### WHAT THE TASK REQUIRES
The answer must be a single number: how many lines in the records below contain the word "screenshot".

↓↓↓

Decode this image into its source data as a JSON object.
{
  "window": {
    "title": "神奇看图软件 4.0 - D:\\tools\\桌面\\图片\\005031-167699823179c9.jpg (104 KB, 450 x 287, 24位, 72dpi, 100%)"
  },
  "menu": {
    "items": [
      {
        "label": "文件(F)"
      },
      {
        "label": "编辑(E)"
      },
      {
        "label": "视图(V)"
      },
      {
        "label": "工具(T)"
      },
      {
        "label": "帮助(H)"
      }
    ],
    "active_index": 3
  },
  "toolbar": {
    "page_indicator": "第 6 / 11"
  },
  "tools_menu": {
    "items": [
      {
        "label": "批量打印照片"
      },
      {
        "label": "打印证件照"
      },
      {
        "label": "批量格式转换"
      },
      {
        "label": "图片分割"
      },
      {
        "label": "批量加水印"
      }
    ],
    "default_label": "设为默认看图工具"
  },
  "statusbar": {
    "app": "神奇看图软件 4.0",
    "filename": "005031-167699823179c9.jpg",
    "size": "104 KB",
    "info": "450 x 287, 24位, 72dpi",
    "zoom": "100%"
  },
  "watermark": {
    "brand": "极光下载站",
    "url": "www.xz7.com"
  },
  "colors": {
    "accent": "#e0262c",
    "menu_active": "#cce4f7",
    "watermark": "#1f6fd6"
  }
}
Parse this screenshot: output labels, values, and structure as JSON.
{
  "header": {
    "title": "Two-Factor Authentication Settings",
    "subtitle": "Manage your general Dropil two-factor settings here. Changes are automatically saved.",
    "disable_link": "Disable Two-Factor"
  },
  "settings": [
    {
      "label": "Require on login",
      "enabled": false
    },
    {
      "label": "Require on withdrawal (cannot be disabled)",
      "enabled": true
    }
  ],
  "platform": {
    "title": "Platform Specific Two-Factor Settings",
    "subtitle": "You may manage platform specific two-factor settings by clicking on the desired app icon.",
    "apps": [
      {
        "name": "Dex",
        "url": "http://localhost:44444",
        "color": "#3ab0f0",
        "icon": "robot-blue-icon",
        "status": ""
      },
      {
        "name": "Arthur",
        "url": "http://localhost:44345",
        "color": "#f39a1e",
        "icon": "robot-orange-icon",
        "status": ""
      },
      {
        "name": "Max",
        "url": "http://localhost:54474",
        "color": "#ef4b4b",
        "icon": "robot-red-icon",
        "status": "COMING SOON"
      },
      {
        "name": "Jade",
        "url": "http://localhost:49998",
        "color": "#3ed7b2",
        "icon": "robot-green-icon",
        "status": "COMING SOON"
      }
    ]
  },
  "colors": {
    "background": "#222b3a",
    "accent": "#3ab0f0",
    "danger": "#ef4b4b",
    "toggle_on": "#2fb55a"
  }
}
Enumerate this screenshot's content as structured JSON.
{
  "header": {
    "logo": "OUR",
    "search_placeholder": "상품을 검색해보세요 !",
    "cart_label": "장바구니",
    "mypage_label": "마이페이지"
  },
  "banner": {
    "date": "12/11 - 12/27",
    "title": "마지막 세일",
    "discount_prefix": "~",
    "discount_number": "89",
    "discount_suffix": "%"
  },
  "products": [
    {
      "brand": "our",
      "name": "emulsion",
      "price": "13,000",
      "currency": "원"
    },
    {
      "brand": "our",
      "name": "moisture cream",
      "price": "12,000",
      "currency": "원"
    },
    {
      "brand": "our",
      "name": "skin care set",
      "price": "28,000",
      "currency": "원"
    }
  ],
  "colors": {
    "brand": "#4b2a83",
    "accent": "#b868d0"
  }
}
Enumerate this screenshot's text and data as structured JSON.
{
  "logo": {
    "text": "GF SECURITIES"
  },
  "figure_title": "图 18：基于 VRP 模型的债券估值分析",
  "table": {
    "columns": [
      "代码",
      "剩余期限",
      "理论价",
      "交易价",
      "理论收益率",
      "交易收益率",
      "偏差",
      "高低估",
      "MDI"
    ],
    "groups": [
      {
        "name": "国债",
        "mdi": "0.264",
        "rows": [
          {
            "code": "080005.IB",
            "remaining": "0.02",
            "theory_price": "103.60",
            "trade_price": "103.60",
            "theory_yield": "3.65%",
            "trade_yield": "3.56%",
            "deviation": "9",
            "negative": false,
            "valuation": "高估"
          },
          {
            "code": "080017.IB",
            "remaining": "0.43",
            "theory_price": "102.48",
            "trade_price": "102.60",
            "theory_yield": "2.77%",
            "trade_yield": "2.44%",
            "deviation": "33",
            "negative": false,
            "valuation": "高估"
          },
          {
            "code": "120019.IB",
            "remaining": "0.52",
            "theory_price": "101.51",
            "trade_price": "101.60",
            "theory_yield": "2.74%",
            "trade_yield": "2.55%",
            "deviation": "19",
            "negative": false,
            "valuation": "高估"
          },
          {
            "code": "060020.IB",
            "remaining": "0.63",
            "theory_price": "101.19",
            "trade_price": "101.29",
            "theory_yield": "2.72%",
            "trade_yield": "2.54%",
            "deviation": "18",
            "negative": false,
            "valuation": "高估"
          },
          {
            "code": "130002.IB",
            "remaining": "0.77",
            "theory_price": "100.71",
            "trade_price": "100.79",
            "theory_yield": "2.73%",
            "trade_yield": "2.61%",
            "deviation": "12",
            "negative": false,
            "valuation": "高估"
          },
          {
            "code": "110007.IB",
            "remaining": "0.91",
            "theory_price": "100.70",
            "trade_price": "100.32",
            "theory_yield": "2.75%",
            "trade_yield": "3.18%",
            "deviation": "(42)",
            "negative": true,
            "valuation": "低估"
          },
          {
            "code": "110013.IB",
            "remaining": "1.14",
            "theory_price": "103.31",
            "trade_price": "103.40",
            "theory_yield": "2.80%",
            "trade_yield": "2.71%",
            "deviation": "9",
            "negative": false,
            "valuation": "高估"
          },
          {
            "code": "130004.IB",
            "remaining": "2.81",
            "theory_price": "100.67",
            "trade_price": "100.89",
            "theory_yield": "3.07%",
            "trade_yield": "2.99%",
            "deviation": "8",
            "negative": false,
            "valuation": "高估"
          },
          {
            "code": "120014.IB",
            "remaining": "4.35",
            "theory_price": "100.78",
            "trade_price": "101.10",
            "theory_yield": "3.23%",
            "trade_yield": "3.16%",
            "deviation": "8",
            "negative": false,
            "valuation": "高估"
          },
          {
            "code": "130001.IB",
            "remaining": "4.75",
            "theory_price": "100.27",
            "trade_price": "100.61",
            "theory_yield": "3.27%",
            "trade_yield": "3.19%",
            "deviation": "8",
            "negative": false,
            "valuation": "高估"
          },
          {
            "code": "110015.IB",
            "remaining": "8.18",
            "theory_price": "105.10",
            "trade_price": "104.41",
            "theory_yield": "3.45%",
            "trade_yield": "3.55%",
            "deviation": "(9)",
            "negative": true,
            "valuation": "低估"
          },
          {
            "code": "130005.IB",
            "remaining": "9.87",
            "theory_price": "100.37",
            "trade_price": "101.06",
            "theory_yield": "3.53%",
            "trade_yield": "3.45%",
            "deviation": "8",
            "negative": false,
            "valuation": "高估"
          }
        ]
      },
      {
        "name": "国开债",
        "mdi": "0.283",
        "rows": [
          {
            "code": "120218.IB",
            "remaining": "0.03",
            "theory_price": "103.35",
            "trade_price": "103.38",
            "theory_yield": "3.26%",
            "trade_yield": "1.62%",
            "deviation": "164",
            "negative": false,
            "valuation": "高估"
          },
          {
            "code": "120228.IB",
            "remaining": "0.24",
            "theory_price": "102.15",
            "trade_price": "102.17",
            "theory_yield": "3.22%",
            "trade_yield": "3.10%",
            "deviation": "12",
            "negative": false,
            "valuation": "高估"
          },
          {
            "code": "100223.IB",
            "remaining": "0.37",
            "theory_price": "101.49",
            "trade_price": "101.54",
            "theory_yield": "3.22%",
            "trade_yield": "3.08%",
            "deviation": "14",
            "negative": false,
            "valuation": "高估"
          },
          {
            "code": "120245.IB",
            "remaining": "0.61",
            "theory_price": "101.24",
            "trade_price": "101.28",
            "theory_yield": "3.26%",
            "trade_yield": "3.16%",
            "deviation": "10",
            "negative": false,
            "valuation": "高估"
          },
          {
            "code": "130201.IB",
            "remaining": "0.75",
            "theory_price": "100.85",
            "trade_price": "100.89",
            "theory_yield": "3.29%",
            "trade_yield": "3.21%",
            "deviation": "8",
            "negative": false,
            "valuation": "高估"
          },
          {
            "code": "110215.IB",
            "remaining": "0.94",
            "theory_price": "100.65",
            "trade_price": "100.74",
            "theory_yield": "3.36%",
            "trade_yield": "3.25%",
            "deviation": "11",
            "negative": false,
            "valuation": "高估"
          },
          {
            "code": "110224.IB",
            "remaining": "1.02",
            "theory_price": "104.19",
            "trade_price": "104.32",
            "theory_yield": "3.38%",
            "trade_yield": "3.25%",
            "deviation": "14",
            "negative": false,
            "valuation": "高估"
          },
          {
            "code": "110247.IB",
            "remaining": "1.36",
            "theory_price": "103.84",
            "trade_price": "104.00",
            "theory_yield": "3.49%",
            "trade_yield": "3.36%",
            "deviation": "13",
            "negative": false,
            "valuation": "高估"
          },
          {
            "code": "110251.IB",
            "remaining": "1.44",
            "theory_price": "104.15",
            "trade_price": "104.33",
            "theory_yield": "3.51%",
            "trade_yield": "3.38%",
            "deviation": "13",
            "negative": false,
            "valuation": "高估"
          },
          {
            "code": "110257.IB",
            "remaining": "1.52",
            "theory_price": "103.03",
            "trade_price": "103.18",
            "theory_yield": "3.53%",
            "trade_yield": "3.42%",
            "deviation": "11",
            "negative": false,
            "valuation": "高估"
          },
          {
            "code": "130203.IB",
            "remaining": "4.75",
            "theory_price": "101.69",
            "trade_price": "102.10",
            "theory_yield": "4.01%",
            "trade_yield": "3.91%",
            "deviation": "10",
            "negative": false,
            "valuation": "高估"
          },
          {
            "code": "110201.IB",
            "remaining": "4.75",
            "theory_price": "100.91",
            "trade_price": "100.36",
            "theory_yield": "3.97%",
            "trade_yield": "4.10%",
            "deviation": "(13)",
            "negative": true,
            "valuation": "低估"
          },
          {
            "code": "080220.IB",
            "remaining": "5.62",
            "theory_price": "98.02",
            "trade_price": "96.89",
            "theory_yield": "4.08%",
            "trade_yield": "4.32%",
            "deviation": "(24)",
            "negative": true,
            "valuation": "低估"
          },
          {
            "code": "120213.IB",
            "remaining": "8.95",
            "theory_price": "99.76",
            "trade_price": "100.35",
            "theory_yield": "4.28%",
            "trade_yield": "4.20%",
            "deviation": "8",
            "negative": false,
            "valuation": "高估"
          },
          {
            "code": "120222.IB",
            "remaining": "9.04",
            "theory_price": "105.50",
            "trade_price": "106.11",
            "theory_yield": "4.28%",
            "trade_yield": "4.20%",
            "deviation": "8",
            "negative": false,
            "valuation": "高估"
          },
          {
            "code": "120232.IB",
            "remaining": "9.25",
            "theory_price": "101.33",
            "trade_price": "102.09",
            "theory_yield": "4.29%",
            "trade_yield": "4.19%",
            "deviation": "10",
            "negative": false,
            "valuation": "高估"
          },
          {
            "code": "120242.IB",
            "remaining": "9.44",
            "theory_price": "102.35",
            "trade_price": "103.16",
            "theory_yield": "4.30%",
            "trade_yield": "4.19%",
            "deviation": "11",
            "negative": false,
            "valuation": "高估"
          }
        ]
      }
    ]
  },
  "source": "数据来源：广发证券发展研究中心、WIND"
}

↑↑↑

### RESULT
3